The report concedes that a certain level of regulation is needed. To this end, specific requirements will be set out to meet Anti-Money Laundering/Combating the Financing of Terrorism (AML/CFT) standards.
Positive response in South Africa
The report seems to have been met with positive responses in South Africa. According to Marius Reitz, Luno’s South Africa country manager, the daily volumes have exceeded 1,200 BTC per day on its South African exchange in recent months:
“These numbers demonstrate the growing adoption of cryptocurrencies in South Africa and across the globe and reinforces our aim of upgrading the world to a better financial system.”
Reacting to the SARB report, Reitz said consumers in the country will have peace of mind knowing cryptocurrency service providers are being held to certain standards:
“SARB is taking an activity-based approach, meaning they are not proposing to regulate cryptocurrency itself but rather those persons or entities that provide services involving virtual assets.”
Reitz also noted the importance of the implementing requirements to meet AML/CFT standards, as well as the overall positive influence that well-balanced regulation could have for the sector:
“This will help keep out fraudsters and other operators with low concern (or capabilities) to keep customer information and money safe. We’ve seen that regulation in the industry can have a very positive impact. Imposing regulations in South Africa (and across the world) will enhance general trust in and stability of the market. It may also result in even more talent and investment capital flowing into the industry, unlocking more business models and bringing more advanced products to market.”
James, who has been involved in the space for the past five years. He suggests that the move is a balanced approach that protects conventional financial institutions and consumers while not impeding on the use of cryptocurrencies:
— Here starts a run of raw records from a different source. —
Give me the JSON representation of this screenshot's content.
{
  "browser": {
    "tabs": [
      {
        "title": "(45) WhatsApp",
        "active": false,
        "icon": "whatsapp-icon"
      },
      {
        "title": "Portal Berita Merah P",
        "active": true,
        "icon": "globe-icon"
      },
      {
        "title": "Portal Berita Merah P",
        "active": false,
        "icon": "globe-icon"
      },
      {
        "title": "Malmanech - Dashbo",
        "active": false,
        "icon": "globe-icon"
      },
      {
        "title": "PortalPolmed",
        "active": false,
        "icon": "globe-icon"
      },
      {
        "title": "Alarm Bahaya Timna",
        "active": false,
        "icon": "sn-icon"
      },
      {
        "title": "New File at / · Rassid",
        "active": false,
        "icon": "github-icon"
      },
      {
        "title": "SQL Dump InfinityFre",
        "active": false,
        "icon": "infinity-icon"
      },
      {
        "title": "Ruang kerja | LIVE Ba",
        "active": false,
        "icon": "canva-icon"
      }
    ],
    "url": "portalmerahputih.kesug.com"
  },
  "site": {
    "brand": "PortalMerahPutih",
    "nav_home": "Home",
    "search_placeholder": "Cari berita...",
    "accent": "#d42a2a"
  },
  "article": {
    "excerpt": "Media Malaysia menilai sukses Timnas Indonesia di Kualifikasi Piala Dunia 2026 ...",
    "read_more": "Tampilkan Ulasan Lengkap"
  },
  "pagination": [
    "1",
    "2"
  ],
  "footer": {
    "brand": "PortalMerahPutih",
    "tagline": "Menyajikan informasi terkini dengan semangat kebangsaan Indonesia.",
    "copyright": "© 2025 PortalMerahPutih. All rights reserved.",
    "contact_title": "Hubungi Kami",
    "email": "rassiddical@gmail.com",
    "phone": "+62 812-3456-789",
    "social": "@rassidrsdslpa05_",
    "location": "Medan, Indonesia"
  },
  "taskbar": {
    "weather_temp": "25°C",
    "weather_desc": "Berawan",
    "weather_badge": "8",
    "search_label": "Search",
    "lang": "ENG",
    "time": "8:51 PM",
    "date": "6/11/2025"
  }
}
“Having carefully read through SARB’s consulting paper on regulating crypto assets in South Africa, it’s clear to me that they want to be as progressive as possible without hindering and infringing on the security of South Africa’s central banks.
“Despite them trying to mitigate the risk, and trying to remain as traditional as possible in terms of fiat, centralised monetary systems, they are still being progressive in their approach to crypto assets.”
South Africans have until Feb. 15, 2019 to provide input on the proposed way forward by the South African Reserve Bank.